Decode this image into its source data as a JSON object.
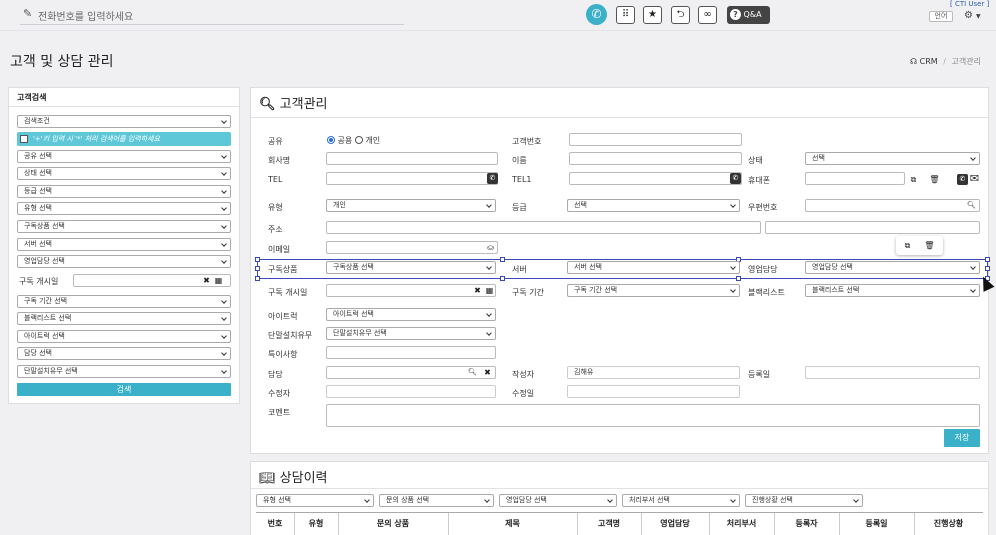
{
  "topbar": {
    "phone_placeholder": "전화번호를 입력하세요",
    "qa_label": "Q&A",
    "cti_user": "[ CTI User ]",
    "lang_label": "언어"
  },
  "page": {
    "title": "고객 및 상담 관리",
    "breadcrumb_root": "CRM",
    "breadcrumb_sep": "/",
    "breadcrumb_current": "고객관리"
  },
  "sidebar": {
    "title": "고객검색",
    "search_cond": "검색조건",
    "hint": "'+'키 입력 시 '*' 처리 검색어를 입력하세요",
    "selects_a": [
      "공유 선택",
      "상태 선택",
      "등급 선택",
      "유형 선택",
      "구독상품 선택",
      "서버 선택",
      "영업담당 선택"
    ],
    "start_label": "구독 개시일",
    "selects_b": [
      "구독 기간 선택",
      "블랙리스트 선택",
      "아이트럭 선택",
      "담당 선택",
      "단말설치유무 선택"
    ],
    "search_button": "검색"
  },
  "customer": {
    "title": "고객관리",
    "share_label": "공유",
    "radio_public": "공용",
    "radio_private": "개인",
    "customer_no_label": "고객번호",
    "company_label": "회사명",
    "name_label": "이름",
    "status_label": "상태",
    "status_value": "선택",
    "tel_label": "TEL",
    "tel1_label": "TEL1",
    "mobile_label": "휴대폰",
    "type_label": "유형",
    "type_value": "개인",
    "grade_label": "등급",
    "grade_value": "선택",
    "zip_label": "우편번호",
    "address_label": "주소",
    "email_label": "이메일",
    "product_label": "구독상품",
    "product_value": "구독상품 선택",
    "server_label": "서버",
    "server_value": "서버 선택",
    "sales_label": "영업담당",
    "sales_value": "영업담당 선택",
    "start_label": "구독 개시일",
    "period_label": "구독 기간",
    "period_value": "구독 기간 선택",
    "blacklist_label": "블랙리스트",
    "blacklist_value": "블랙리스트 선택",
    "itruck_label": "아이트럭",
    "itruck_value": "아이트럭 선택",
    "device_label": "단말설치유무",
    "device_value": "단말설치유무 선택",
    "special_label": "특이사항",
    "manager_label": "담당",
    "writer_label": "작성자",
    "writer_value": "김해유",
    "reg_date_label": "등록일",
    "editor_label": "수정자",
    "edit_date_label": "수정일",
    "comment_label": "코멘트",
    "save_button": "저장"
  },
  "history": {
    "title": "상담이력",
    "filters": [
      "유형 선택",
      "문의 상품 선택",
      "영업담당 선택",
      "처리부서 선택",
      "진행상황 선택"
    ],
    "columns": [
      "번호",
      "유형",
      "문의 상품",
      "제목",
      "고객명",
      "영업담당",
      "처리부서",
      "등록자",
      "등록일",
      "진행상황"
    ]
  },
  "colors": {
    "accent": "#3bb0c9",
    "selection": "#3a48b8"
  }
}
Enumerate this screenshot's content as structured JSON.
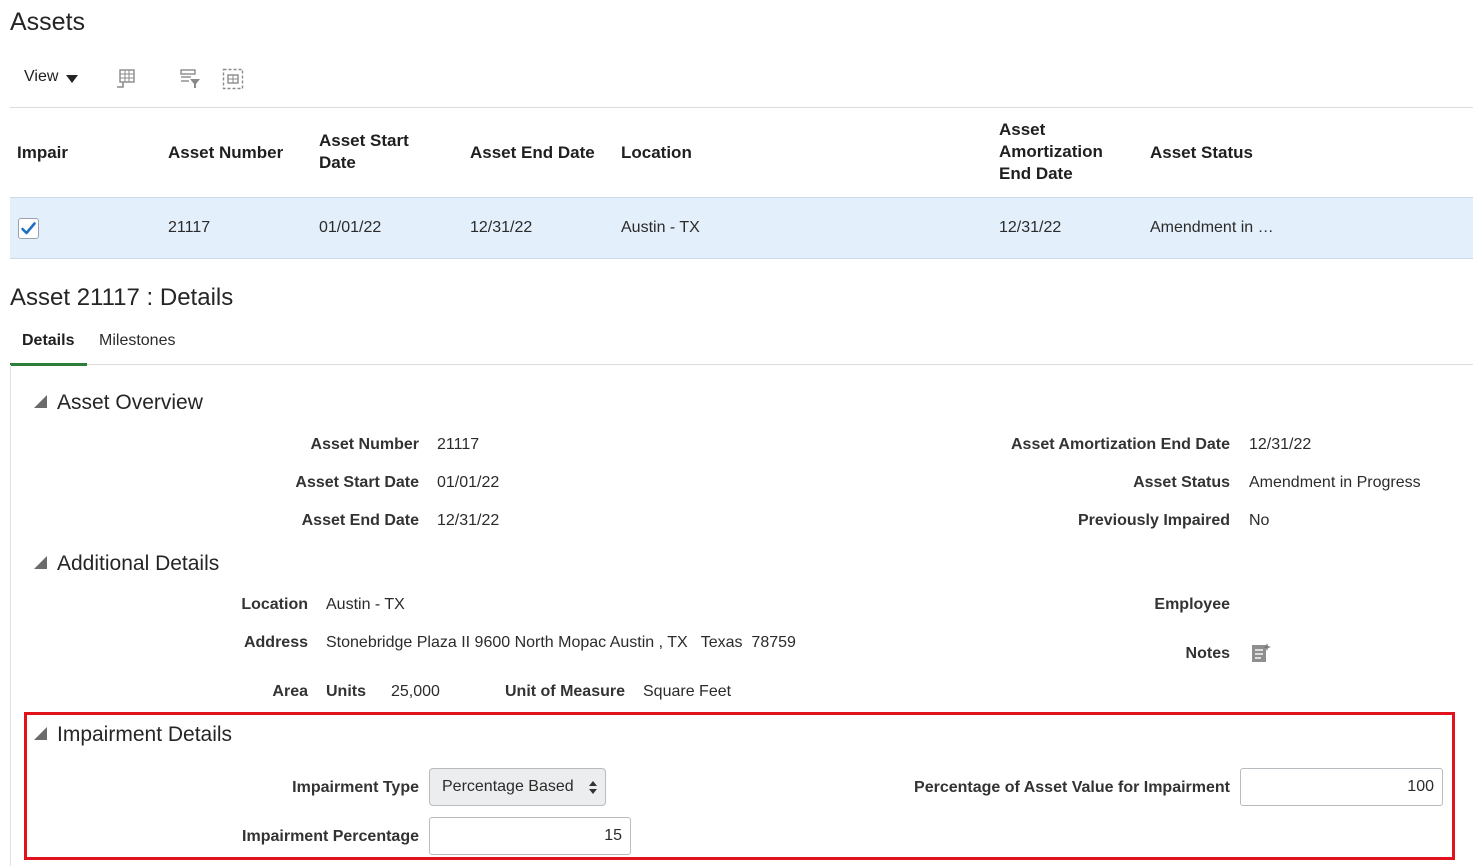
{
  "page": {
    "title": "Assets"
  },
  "toolbar": {
    "view_label": "View",
    "icons": [
      "freeze-columns-icon",
      "query-by-example-icon",
      "detach-icon"
    ]
  },
  "table": {
    "headers": {
      "impair": "Impair",
      "asset_number": "Asset Number",
      "asset_start_date_1": "Asset Start",
      "asset_start_date_2": "Date",
      "asset_end_date": "Asset End Date",
      "location": "Location",
      "amort_1": "Asset",
      "amort_2": "Amortization",
      "amort_3": "End Date",
      "asset_status": "Asset Status"
    },
    "rows": [
      {
        "impair": true,
        "asset_number": "21117",
        "asset_start_date": "01/01/22",
        "asset_end_date": "12/31/22",
        "location": "Austin - TX",
        "amortization_end_date": "12/31/22",
        "asset_status": "Amendment in …"
      }
    ]
  },
  "details": {
    "title": "Asset 21117 : Details",
    "tabs": [
      "Details",
      "Milestones"
    ],
    "active_tab": "Details",
    "overview": {
      "title": "Asset Overview",
      "asset_number_label": "Asset Number",
      "asset_number": "21117",
      "start_label": "Asset Start Date",
      "start": "01/01/22",
      "end_label": "Asset End Date",
      "end": "12/31/22",
      "amort_label": "Asset Amortization End Date",
      "amort": "12/31/22",
      "status_label": "Asset Status",
      "status": "Amendment in Progress",
      "prev_label": "Previously Impaired",
      "prev": "No"
    },
    "additional": {
      "title": "Additional Details",
      "location_label": "Location",
      "location": "Austin - TX",
      "address_label": "Address",
      "address": "Stonebridge Plaza II 9600 North Mopac Austin , TX   Texas  78759",
      "area_label": "Area",
      "units_label": "Units",
      "units": "25,000",
      "uom_label": "Unit of Measure",
      "uom": "Square Feet",
      "employee_label": "Employee",
      "notes_label": "Notes"
    },
    "impairment": {
      "title": "Impairment Details",
      "type_label": "Impairment Type",
      "type_value": "Percentage Based",
      "pct_label": "Impairment Percentage",
      "pct_value": "15",
      "asset_pct_label": "Percentage of Asset Value for Impairment",
      "asset_pct_value": "100"
    }
  },
  "colors": {
    "selected_row": "#e3effa",
    "highlight_border": "#e0121b",
    "tab_underline": "#2f7d3a",
    "checkbox": "#1f6fc5"
  }
}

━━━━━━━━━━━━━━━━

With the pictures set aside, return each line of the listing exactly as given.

Decode this image into its source data as a JSON object.
{
  "topbar": {
    "phone_placeholder": "전화번호를 입력하세요",
    "qa_label": "Q&A",
    "cti_user": "[ CTI User ]",
    "lang_label": "언어"
  },
  "page": {
    "title": "고객 및 상담 관리",
    "breadcrumb_root": "CRM",
    "breadcrumb_sep": "/",
    "breadcrumb_current": "고객관리"
  },
  "sidebar": {
    "title": "고객검색",
    "search_cond": "검색조건",
    "hint": "'+'키 입력 시 '*' 처리 검색어를 입력하세요",
    "selects_a": [
      "공유 선택",
      "상태 선택",
      "등급 선택",
      "유형 선택",
      "구독상품 선택",
      "서버 선택",
      "영업담당 선택"
    ],
    "start_label": "구독 개시일",
    "selects_b": [
      "구독 기간 선택",
      "블랙리스트 선택",
      "아이트럭 선택",
      "담당 선택",
      "단말설치유무 선택"
    ],
    "search_button": "검색"
  },
  "customer": {
    "title": "고객관리",
    "share_label": "공유",
    "radio_public": "공용",
    "radio_private": "개인",
    "customer_no_label": "고객번호",
    "company_label": "회사명",
    "name_label": "이름",
    "status_label": "상태",
    "status_value": "선택",
    "tel_label": "TEL",
    "tel1_label": "TEL1",
    "mobile_label": "휴대폰",
    "type_label": "유형",
    "type_value": "개인",
    "grade_label": "등급",
    "grade_value": "선택",
    "zip_label": "우편번호",
    "address_label": "주소",
    "email_label": "이메일",
    "product_label": "구독상품",
    "product_value": "구독상품 선택",
    "server_label": "서버",
    "server_value": "서버 선택",
    "sales_label": "영업담당",
    "sales_value": "영업담당 선택",
    "start_label": "구독 개시일",
    "period_label": "구독 기간",
    "period_value": "구독 기간 선택",
    "blacklist_label": "블랙리스트",
    "blacklist_value": "블랙리스트 선택",
    "itruck_label": "아이트럭",
    "itruck_value": "아이트럭 선택",
    "device_label": "단말설치유무",
    "device_value": "단말설치유무 선택",
    "special_label": "특이사항",
    "manager_label": "담당",
    "writer_label": "작성자",
    "writer_value": "김해유",
    "reg_date_label": "등록일",
    "editor_label": "수정자",
    "edit_date_label": "수정일",
    "comment_label": "코멘트",
    "save_button": "저장"
  },
  "history": {
    "title": "상담이력",
    "filters": [
      "유형 선택",
      "문의 상품 선택",
      "영업담당 선택",
      "처리부서 선택",
      "진행상황 선택"
    ],
    "columns": [
      "번호",
      "유형",
      "문의 상품",
      "제목",
      "고객명",
      "영업담당",
      "처리부서",
      "등록자",
      "등록일",
      "진행상황"
    ]
  },
  "colors": {
    "accent": "#3bb0c9",
    "selection": "#3a48b8"
  }
}
Enumerate this screenshot's content as structured JSON.
{
  "page": {
    "title": "Assets"
  },
  "toolbar": {
    "view_label": "View",
    "icons": [
      "freeze-columns-icon",
      "query-by-example-icon",
      "detach-icon"
    ]
  },
  "table": {
    "headers": {
      "impair": "Impair",
      "asset_number": "Asset Number",
      "asset_start_date_1": "Asset Start",
      "asset_start_date_2": "Date",
      "asset_end_date": "Asset End Date",
      "location": "Location",
      "amort_1": "Asset",
      "amort_2": "Amortization",
      "amort_3": "End Date",
      "asset_status": "Asset Status"
    },
    "rows": [
      {
        "impair": true,
        "asset_number": "21117",
        "asset_start_date": "01/01/22",
        "asset_end_date": "12/31/22",
        "location": "Austin - TX",
        "amortization_end_date": "12/31/22",
        "asset_status": "Amendment in …"
      }
    ]
  },
  "details": {
    "title": "Asset 21117 : Details",
    "tabs": [
      "Details",
      "Milestones"
    ],
    "active_tab": "Details",
    "overview": {
      "title": "Asset Overview",
      "asset_number_label": "Asset Number",
      "asset_number": "21117",
      "start_label": "Asset Start Date",
      "start": "01/01/22",
      "end_label": "Asset End Date",
      "end": "12/31/22",
      "amort_label": "Asset Amortization End Date",
      "amort": "12/31/22",
      "status_label": "Asset Status",
      "status": "Amendment in Progress",
      "prev_label": "Previously Impaired",
      "prev": "No"
    },
    "additional": {
      "title": "Additional Details",
      "location_label": "Location",
      "location": "Austin - TX",
      "address_label": "Address",
      "address": "Stonebridge Plaza II 9600 North Mopac Austin , TX   Texas  78759",
      "area_label": "Area",
      "units_label": "Units",
      "units": "25,000",
      "uom_label": "Unit of Measure",
      "uom": "Square Feet",
      "employee_label": "Employee",
      "notes_label": "Notes"
    },
    "impairment": {
      "title": "Impairment Details",
      "type_label": "Impairment Type",
      "type_value": "Percentage Based",
      "pct_label": "Impairment Percentage",
      "pct_value": "15",
      "asset_pct_label": "Percentage of Asset Value for Impairment",
      "asset_pct_value": "100"
    }
  },
  "colors": {
    "selected_row": "#e3effa",
    "highlight_border": "#e0121b",
    "tab_underline": "#2f7d3a",
    "checkbox": "#1f6fc5"
  }
}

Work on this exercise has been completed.